“It is very, very intense,” said George of his training sessions with Coach Omer. “As far as just working out in the morning, we get everything done in about an hour and fifteen minutes. It is very high rep, very quick, very fast getting everything in at a very high pace.”
Coach Omer does allow the freshest returned missionaries ease into their new fitness regime, although it is not long before Coach Omer or the athletes themselves turn up the intensity level.
“At first [Coach Omer] lets us take it at our own pace, and kind of do what we could, but now it is kind of push myself trying to get stronger and keep up a little more,” said George. “I’m trying to not do too much just because I don’t want to hurt myself at all.
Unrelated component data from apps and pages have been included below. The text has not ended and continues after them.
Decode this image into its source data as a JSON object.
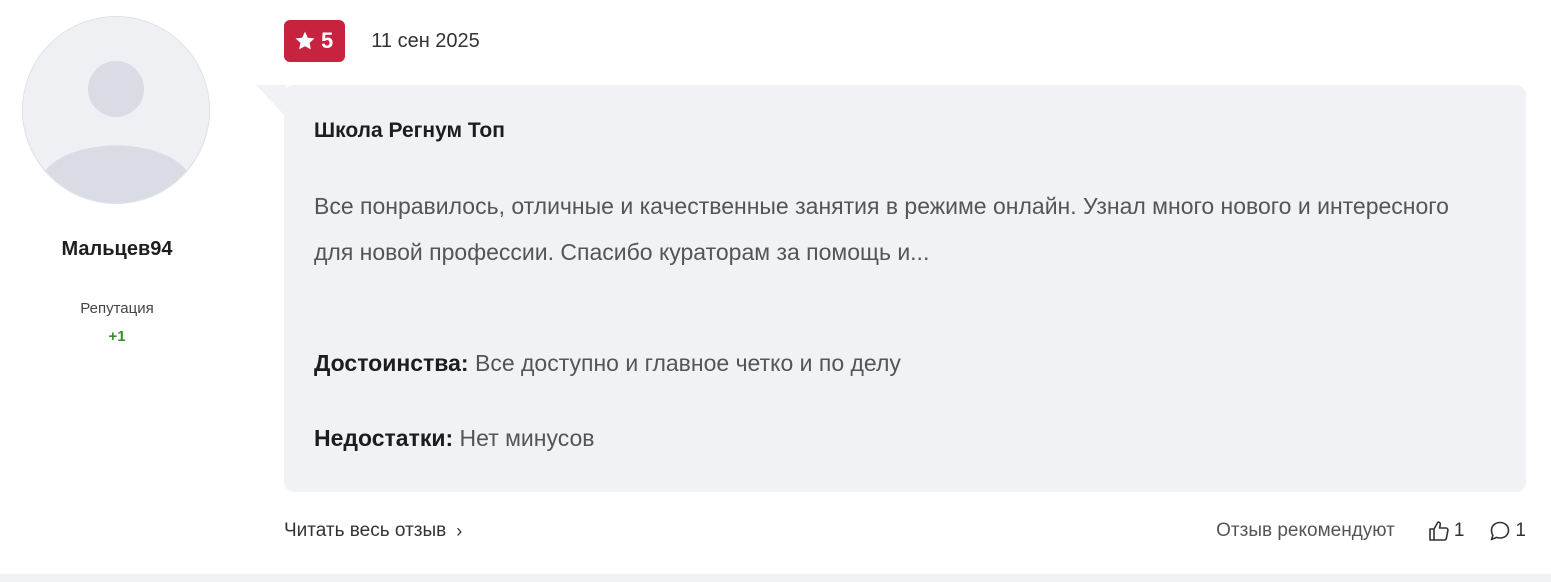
{
  "author": {
    "name": "Мальцев94",
    "reputation_label": "Репутация",
    "reputation_value": "+1"
  },
  "review": {
    "rating": "5",
    "date": "11 сен 2025",
    "title": "Школа Регнум Топ",
    "text": "Все понравилось, отличные и качественные занятия в режиме онлайн. Узнал много нового и интересного для новой профессии. Спасибо кураторам за помощь и...",
    "pros_label": "Достоинства:",
    "pros_text": " Все доступно и главное четко и по делу",
    "cons_label": "Недостатки:",
    "cons_text": " Нет минусов"
  },
  "footer": {
    "read_more": "Читать весь отзыв",
    "recommend_label": "Отзыв рекомендуют",
    "likes": "1",
    "comments": "1"
  },
  "icons": {
    "rating": "star-icon",
    "avatar": "user-placeholder-icon",
    "like": "thumbs-up-icon",
    "comment": "comment-bubble-icon",
    "read_more": "chevron-right-icon"
  },
  "colors": {
    "rating_badge": "#c8233e",
    "bubble_bg": "#f1f2f5",
    "reputation": "#3a8a2e"
  }
}
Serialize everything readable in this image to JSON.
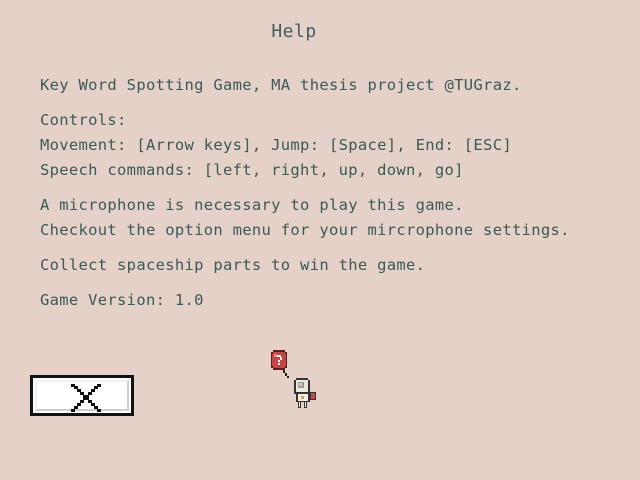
{
  "screen": {
    "title": "Help",
    "background_color": "#e6d1c8",
    "text_color": "#3a5a56"
  },
  "help": {
    "intro": "Key Word Spotting Game, MA thesis project @TUGraz.",
    "controls_heading": "Controls:",
    "movement": "Movement: [Arrow keys], Jump: [Space], End: [ESC]",
    "speech": "Speech commands: [left, right, up, down, go]",
    "mic_required": "A microphone is necessary to play this game.",
    "mic_settings": "Checkout the option menu for your mircrophone settings.",
    "objective": "Collect spaceship parts to win the game.",
    "version": "Game Version: 1.0"
  },
  "close_button": {
    "icon": "close-x-icon"
  },
  "character": {
    "icon": "astronaut-with-question-balloon"
  }
}
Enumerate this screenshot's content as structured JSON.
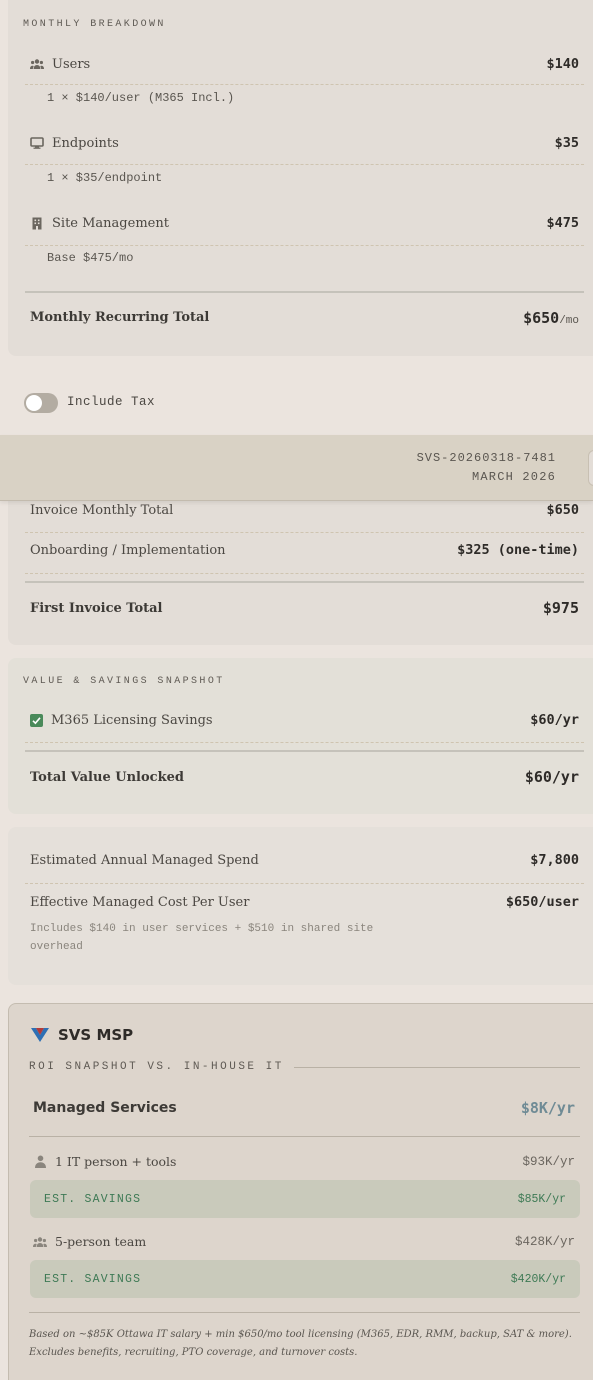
{
  "breakdown": {
    "title": "MONTHLY BREAKDOWN",
    "users": {
      "icon": "users-icon",
      "label": "Users",
      "value": "$140",
      "detail": "1 × $140/user (M365 Incl.)"
    },
    "endpoints": {
      "icon": "monitor-icon",
      "label": "Endpoints",
      "value": "$35",
      "detail": "1 × $35/endpoint"
    },
    "site": {
      "icon": "building-icon",
      "label": "Site Management",
      "value": "$475",
      "detail": "Base $475/mo"
    },
    "total_label": "Monthly Recurring Total",
    "total_value": "$650",
    "total_suffix": "/mo"
  },
  "tax": {
    "label": "Include Tax",
    "enabled": false
  },
  "invoice": {
    "number": "SVS-20260318-7481",
    "date": "MARCH 2026",
    "monthly_label": "Invoice Monthly Total",
    "monthly_value": "$650",
    "onboarding_label": "Onboarding / Implementation",
    "onboarding_value": "$325 (one-time)",
    "first_label": "First Invoice Total",
    "first_value": "$975"
  },
  "value": {
    "title": "VALUE & SAVINGS SNAPSHOT",
    "m365_icon": "checkbox-checked-icon",
    "m365_label": "M365 Licensing Savings",
    "m365_value": "$60/yr",
    "total_label": "Total Value Unlocked",
    "total_value": "$60/yr"
  },
  "annual": {
    "spend_label": "Estimated Annual Managed Spend",
    "spend_value": "$7,800",
    "per_user_label": "Effective Managed Cost Per User",
    "per_user_value": "$650/user",
    "per_user_note_1": "Includes $140 in user services + $510 in shared site",
    "per_user_note_2": "overhead"
  },
  "roi": {
    "brand": "SVS MSP",
    "subtitle": "ROI SNAPSHOT VS. IN-HOUSE IT",
    "managed_label": "Managed Services",
    "managed_value": "$8K/yr",
    "person_icon": "person-icon",
    "person_label": "1 IT person + tools",
    "person_value": "$93K/yr",
    "savings1_label": "EST. SAVINGS",
    "savings1_value": "$85K/yr",
    "team_icon": "team-icon",
    "team_label": "5-person team",
    "team_value": "$428K/yr",
    "savings2_label": "EST. SAVINGS",
    "savings2_value": "$420K/yr",
    "footnote_1": "Based on ~$85K Ottawa IT salary + min $650/mo tool licensing (M365, EDR, RMM, backup, SAT & more).",
    "footnote_2": "Excludes benefits, recruiting, PTO coverage, and turnover costs."
  },
  "colors": {
    "background": "#ebe4de",
    "card": "#e3ddd7",
    "invoice_header": "#d9d2c5",
    "savings_bg": "#c9cabb",
    "savings_text": "#3e7a55",
    "roi_accent": "#6f8b95",
    "check_green": "#4a8a5a",
    "logo_blue": "#2d6fb4",
    "logo_red": "#b23a3a"
  }
}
I’m feeling in pretty good shape at the moment I’m just trying to do what I can, and push myself.”
George is not the lone returned missionary to suffer through the reconditioning process, Dallas Reynolds is also discovering how harsh the transition from early morning studying to early morning workouts can be.
Like all returned missionaries, George came home full of stories and new experiences. He spent part of his mission in central London, which is an area of great cultural diversity. One of the memorable aspects of that area was the wide variety of new food George was able to sample.
“Some of the African food is unreal,” George remembered. “They have this stuff called Fufu [yams or plantains mashed and rolled into ball]. They also make different kinds of soup and they just throw in all sorts of animal parts. I remember one time this young African girl who was a recent baptism was making us some food and she gave me a bowl of soup with the fufu and then in the soup was just a fish head and cow hoof and cow stomach lining and just all this tuff and I was just like, ‘Oh my gosh I can’t eat this.’ I experienced that sort of stuff on many occasions. The stomach lining is called shocky I think that is one of the most vile things I’ve ever had.
“One time my companion was from England and it was his first time having African food and this lady made us some kind of soup with meatballs and it was extremely hot, it burned out your mouth, and he couldn’t eat it at all and she went in the other room for a bit and he said, ‘I can’t eat this, I seriously can’t.’ So I took half off his plate and I downed mine and half of his to save him.”
When he did come across a meal was just too much to stomach, George reverted to a tactic learned by many young children.
“I just tried to pick off what I could of it and move it around as much as I could to look like I ate more,” he recalled with a laugh.
George will stay with family in the Provo area until he moves in with safety Corby Hodgkiss and walk-on quarterback Alex Bean in August. George will not go on scholarship until fall camp starts so his efforts this summer will be divided between strengthening himself physically and sustaining himself financially.
“I’m trying not to miss any days just because I’m trying to get in as good as shape as possible just put on some strength and keep running, keep getting better and I got to get a job here sometime and make some money,” he concluded.
- Linebacker Bryan Kehl chose to extend his mission to Toronto Canada and will return in early July.
- Safety Aaron Attig is also due home from his missionary service in July.